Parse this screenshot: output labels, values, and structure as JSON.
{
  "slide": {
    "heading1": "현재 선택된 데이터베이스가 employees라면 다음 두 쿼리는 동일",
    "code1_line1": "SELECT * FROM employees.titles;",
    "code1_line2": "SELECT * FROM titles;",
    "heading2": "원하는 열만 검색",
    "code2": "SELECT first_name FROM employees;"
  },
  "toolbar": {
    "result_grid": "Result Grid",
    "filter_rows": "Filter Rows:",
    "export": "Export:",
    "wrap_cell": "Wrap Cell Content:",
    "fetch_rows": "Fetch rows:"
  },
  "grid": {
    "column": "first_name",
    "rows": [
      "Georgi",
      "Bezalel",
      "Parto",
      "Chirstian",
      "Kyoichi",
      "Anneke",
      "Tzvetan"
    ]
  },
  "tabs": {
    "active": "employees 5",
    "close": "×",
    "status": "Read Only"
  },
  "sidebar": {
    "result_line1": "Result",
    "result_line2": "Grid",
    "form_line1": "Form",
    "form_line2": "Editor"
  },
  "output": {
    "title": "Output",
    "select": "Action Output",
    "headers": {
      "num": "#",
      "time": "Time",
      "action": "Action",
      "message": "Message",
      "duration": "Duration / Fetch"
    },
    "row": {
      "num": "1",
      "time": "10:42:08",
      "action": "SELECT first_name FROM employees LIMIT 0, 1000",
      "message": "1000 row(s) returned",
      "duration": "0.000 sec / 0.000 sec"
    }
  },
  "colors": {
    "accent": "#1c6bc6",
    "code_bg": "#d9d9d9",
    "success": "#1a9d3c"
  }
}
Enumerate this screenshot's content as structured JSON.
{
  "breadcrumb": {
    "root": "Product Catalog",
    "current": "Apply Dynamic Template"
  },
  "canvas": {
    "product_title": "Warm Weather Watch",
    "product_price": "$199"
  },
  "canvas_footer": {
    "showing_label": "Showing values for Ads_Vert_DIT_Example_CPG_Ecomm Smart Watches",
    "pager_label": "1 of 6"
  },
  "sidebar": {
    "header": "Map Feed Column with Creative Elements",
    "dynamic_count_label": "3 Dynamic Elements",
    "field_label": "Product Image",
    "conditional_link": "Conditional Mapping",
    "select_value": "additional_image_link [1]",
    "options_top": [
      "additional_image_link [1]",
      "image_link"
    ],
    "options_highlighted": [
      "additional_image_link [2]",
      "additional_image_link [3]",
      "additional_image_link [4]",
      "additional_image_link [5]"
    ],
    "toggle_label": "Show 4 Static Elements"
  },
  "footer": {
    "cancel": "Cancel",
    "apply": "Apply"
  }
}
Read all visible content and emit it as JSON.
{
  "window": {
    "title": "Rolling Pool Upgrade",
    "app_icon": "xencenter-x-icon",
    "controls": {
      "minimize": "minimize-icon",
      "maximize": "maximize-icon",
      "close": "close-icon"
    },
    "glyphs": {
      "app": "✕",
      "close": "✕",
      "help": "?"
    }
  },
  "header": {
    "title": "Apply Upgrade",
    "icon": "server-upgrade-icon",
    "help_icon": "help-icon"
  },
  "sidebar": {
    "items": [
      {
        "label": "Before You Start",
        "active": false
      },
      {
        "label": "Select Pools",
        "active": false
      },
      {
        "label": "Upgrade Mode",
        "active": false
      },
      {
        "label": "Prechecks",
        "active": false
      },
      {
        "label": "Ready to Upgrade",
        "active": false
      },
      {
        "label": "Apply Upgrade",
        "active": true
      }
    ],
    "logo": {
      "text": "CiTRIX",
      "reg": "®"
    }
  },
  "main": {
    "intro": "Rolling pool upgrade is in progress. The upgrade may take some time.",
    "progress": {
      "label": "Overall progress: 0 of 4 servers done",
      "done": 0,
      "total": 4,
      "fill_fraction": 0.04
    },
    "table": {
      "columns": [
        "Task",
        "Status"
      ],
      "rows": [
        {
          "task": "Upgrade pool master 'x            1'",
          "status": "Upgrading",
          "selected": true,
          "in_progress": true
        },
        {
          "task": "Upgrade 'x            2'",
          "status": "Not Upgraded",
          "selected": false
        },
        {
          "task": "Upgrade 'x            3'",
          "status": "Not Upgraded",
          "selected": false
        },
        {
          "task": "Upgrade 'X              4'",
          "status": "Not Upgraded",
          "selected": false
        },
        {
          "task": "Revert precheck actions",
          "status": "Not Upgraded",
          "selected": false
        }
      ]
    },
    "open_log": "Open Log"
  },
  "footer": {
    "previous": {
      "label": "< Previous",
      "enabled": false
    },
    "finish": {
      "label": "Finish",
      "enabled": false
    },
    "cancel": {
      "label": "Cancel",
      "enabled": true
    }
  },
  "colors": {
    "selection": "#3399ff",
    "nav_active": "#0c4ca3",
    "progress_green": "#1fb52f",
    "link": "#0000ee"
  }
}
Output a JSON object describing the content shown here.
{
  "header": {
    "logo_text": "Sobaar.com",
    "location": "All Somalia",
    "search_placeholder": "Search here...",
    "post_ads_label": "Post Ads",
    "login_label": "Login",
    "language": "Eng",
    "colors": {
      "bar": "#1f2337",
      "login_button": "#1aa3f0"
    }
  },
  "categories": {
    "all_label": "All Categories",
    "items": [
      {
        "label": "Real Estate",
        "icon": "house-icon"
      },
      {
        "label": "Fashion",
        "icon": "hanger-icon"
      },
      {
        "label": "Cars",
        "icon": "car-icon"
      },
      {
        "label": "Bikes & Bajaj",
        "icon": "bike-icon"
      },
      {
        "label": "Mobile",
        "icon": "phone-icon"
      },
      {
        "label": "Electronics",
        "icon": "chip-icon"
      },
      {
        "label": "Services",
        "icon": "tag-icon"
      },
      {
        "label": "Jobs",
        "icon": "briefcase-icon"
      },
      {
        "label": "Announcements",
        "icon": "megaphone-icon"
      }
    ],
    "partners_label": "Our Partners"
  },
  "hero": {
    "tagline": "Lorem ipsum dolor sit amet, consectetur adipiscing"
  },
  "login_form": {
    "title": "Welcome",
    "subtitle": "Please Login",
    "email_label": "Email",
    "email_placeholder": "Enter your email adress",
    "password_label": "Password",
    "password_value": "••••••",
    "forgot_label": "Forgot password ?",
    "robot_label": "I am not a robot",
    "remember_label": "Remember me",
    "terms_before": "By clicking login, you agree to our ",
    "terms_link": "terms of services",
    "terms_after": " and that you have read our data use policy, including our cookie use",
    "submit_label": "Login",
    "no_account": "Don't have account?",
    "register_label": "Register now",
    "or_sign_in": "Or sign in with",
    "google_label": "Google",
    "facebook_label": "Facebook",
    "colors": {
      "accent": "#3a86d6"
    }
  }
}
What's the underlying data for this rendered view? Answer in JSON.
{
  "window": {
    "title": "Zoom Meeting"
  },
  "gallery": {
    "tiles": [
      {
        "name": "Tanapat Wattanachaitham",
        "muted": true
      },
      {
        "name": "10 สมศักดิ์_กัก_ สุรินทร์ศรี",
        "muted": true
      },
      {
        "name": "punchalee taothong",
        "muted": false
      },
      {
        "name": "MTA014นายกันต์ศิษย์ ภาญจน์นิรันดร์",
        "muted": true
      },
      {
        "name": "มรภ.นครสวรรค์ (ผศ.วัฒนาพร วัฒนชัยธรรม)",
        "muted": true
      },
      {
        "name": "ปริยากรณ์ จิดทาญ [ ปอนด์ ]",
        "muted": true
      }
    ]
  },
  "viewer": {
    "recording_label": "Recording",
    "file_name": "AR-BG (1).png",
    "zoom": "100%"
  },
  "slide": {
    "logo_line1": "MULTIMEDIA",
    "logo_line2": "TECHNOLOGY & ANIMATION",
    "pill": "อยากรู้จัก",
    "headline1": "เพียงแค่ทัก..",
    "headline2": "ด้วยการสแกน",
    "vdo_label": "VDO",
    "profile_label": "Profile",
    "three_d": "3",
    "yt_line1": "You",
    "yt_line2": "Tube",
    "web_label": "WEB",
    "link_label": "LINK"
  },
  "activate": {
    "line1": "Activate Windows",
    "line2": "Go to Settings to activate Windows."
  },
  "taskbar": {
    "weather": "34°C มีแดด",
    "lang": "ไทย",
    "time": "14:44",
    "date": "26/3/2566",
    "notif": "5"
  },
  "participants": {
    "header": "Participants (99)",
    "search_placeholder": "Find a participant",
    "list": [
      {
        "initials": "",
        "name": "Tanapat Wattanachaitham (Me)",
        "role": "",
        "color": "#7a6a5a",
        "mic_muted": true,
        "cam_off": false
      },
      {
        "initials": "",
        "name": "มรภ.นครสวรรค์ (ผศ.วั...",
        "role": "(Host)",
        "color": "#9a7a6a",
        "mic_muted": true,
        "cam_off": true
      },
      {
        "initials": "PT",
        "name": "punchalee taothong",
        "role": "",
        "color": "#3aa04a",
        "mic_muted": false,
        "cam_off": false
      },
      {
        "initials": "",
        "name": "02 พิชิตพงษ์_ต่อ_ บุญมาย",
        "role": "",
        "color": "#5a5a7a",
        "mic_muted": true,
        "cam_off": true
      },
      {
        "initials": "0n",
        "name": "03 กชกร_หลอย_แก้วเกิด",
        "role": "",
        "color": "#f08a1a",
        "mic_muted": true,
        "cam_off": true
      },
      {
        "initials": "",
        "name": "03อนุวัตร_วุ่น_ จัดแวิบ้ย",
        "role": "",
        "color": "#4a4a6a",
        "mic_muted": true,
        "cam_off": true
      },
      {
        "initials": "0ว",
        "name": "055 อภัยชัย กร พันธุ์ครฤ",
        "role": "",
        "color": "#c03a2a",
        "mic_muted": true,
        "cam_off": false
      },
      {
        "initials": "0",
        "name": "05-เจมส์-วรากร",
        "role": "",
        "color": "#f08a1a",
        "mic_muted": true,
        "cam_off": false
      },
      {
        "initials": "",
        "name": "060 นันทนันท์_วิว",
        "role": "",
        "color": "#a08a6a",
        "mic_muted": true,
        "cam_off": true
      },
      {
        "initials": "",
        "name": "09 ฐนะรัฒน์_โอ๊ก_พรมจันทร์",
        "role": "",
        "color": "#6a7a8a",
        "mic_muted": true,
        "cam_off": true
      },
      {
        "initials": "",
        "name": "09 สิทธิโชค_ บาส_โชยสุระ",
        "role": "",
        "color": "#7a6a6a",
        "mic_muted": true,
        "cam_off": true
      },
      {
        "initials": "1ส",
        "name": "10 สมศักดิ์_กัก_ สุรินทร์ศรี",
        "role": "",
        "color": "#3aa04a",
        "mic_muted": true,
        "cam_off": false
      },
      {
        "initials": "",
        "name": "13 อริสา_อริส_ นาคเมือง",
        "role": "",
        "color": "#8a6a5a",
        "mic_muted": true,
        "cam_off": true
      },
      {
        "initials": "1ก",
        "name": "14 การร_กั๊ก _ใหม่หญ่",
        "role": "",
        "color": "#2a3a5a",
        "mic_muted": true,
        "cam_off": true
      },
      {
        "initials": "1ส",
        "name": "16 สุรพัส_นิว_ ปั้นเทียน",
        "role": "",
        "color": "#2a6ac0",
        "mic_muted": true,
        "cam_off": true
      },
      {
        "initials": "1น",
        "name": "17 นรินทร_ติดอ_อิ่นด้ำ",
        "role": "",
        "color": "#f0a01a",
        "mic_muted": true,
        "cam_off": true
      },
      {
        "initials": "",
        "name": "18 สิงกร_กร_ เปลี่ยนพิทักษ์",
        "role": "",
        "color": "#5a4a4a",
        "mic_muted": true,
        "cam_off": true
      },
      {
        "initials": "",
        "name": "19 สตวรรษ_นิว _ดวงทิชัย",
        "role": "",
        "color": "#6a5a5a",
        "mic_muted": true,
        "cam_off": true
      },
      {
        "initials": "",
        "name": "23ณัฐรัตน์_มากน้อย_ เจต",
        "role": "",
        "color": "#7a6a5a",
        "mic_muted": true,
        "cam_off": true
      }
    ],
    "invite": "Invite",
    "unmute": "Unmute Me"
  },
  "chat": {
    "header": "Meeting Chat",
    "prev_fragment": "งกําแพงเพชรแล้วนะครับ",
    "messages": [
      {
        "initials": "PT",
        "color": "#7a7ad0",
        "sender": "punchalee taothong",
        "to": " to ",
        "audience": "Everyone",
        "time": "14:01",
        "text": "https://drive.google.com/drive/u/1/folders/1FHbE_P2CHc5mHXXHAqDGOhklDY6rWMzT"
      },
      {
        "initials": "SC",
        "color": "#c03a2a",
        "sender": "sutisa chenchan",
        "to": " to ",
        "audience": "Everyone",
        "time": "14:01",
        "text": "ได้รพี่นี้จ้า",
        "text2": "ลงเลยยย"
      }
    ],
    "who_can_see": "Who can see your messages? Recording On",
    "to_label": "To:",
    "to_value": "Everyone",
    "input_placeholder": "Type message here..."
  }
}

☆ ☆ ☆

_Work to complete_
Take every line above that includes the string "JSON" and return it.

_Your response_
Parse this screenshot: output labels, values, and structure as JSON.
Enumerate this screenshot's content as structured JSON.
Read all visible content and emit it as JSON.
Output a JSON object describing the content shown here.
What's the underlying data for this rendered view? Answer in JSON.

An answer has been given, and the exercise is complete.